Lisa was a very good and strong collaborator, as shown by connections she formed and service she engaged in throughout the world. She was an intellectual light, helping the world to engage the challenge of harmonizing science and religion. Her service in this arena has been thorough and longstanding.
More than that, she cared deeply about the questions facing the world and the Bahá’í Faith. She was not fearless, but was decidedly brave and thoughtful about choosing when and how to ask sensitive questions, and always worked for the betterment of everyone concerned and for the Cause of God.
Christine Muller, who met Lisa at the Parliament of the World’s Religions in Salt Lake City in October 2015 and who helped serve as faculty in the Science and Religion course after her passing, added this:
I was very impressed with the way Lisa encouraged discussions among the participants in the Wilmette Institute course on Science and Religion. She did this with much intelligence, creativity, and humility. I was planning to learn from her and share her approach with my fellow faculty in the Climate Change and Sustainable Development courses. She was definitely a very gifted teacher and is being missed now by many, many people.
Candace Moore Hill, the Wilmette Institute’s course designer, worked closely with Lisa online to develop the Science and Religion course and also met her for the first time at the Parliament in October. She remembers Lisa this way:
In today’s interconnected social media world, we sometimes meet new friends for the first time online. That’s where I first met Lisa Ortuno, as a faculty member for the Wilmette Institute Science and Religion course, in an email conversation. Lisa greatly enjoyed social media and the opportunity it gave her to consult and connect with people all over the world about issues dear to her heart. Her work required that she travel throughout the U.S., and she always took the opportunity to make new friends. She was a delightful companion, be it for a meal, shopping, sitting in a conference session, or singing in a choir. Scrolling through her Facebook page to read expressions of shock and dismay, her friends remember that she was a shining light of courtesy, friendship, and humility.
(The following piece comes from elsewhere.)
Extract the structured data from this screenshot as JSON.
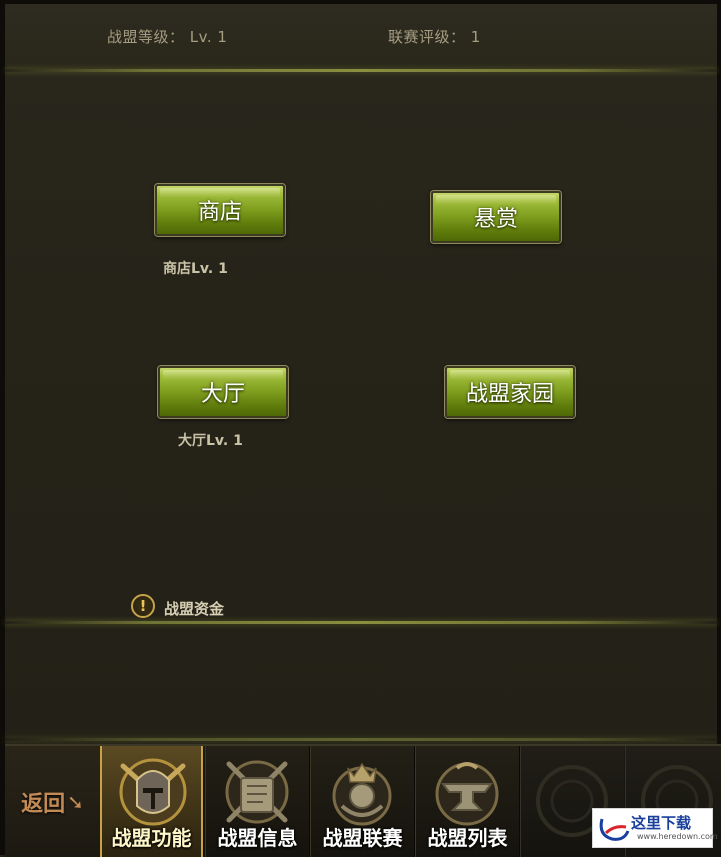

Lisa was a good neighbor in her local community and online. She held strong beliefs about the equality of human beings of every description, in every respect. Her inner light was so attractive that you wanted nothing more than to walk with her into the future. The world is a better place because she was here with us.
Farnaz Perry, another person who met Lisa at the October Parliament, offered this memory of her:
I met Lisa Ortuno when we were both looking for a roommate at the Parliament of Religions. I was so utterly delighted when I saw her in person that first night of the conference. We immediately started to talk about religion and evolution and her work with the new translation of Some Answered Questions. Every night I looked forward to our deep and interesting discussions about the Faith and current issues. I learned so much from her in such a short time. She liked to question everything and was happy that I didn’t shy from that either. We shared intimate information about our relationships with the Faith and a bit about our families. She was better than me in watching the time so that we got enough sleep. Inside I wished we could stay up longer since every moment with her was gold. In the mornings, on our way to the conference, we joked and laughed. I was so happy I had found her. She called me “roomie,” and we had promised to go to conferences together. When we parted she said she wants us to be roommates forever. So please if you get there before me and want to attend a conference in the Abhá Kingdom remember who Lisa’s roommate is and don’t cut in line.